The West End offers a unique opportunity to shine a light on a small proportion of the amazing theatre that continues to be created by a huge range of artists and companies, and it's wonderful to be able to stand in that light for a little while. It's the history of the West End theatres like Her Majesty's, and the understanding of who has come before you, that makes it a magical and very humbling experience to be a part of.
What other roles are on your musical wish list? Another Lloyd Webber maybe?
I just like telling good stories and expressing my deep love of music when I can. What I love about living and working in London is that you never know what work might be just around the corner. I like to think that my dream role hasn't been written yet, and that's why I love being involved in the development of new works.
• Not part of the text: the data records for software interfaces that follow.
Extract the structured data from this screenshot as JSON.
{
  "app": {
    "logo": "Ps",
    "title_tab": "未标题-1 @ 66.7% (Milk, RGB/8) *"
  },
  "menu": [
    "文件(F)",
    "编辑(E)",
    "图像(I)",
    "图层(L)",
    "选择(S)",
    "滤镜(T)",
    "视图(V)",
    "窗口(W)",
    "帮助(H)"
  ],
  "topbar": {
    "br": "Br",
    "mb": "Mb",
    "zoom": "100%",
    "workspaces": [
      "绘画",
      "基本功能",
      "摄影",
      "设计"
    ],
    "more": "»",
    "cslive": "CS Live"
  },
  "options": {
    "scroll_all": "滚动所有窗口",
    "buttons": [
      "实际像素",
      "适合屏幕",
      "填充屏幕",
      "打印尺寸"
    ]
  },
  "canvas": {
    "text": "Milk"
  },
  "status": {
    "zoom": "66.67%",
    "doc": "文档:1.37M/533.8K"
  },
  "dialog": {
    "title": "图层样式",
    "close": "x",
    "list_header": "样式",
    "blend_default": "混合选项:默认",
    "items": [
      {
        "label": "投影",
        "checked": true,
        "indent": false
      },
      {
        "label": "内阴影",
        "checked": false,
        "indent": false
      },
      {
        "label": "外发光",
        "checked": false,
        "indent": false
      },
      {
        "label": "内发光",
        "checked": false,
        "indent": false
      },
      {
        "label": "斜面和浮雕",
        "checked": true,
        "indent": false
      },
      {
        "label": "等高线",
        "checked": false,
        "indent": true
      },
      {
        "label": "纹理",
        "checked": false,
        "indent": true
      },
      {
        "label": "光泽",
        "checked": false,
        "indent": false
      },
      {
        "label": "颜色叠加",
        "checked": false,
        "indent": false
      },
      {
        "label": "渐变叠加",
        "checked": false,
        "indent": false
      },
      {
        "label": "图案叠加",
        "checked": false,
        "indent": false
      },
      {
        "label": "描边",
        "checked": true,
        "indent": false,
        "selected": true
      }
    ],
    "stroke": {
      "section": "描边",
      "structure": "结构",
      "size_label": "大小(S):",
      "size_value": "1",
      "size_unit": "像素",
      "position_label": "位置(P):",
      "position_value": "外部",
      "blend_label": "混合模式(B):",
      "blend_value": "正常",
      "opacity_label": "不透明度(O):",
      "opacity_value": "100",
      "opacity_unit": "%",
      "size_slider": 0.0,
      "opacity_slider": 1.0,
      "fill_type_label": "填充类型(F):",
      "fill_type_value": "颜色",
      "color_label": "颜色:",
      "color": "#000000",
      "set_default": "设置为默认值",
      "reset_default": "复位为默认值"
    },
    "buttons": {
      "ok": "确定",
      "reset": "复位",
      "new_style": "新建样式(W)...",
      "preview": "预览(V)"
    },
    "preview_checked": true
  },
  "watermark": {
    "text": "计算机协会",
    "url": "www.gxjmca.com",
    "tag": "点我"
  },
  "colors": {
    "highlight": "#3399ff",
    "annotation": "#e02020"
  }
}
Lord Andrew Lloyd Webber's music continues to play a huge part in my life and I love performing it, so hopefully there will be more opportunities to do so in the future. Indeed, we shall be a Lloyd-Webber Only household for the next little while as my wife Melle Stewart is about to perform in By Jeeves, which will be directed by Sir Andrew's collaborator, Sir Alan Ayckbourn.
Any advice for budding musical theatre performers?
Just work hard. Put your phone down and work hard. There are so many talented people out there, but it means nothing without graft.
Finally, why do you think Phantom is still so beloved?
First and foremost, it's an outstanding piece of theatre - from the magnificent music and language to the iconic design and direction. The story is a universal one. The characters are relatable and at its heart it's a love story. Who doesn't love a love story?!
The Phantom of the Opera is currently booking at Her Majesty's Theatre until 3 March, 2018. Book tickets here
Photo credit: Johan Persson, Sheridan Johns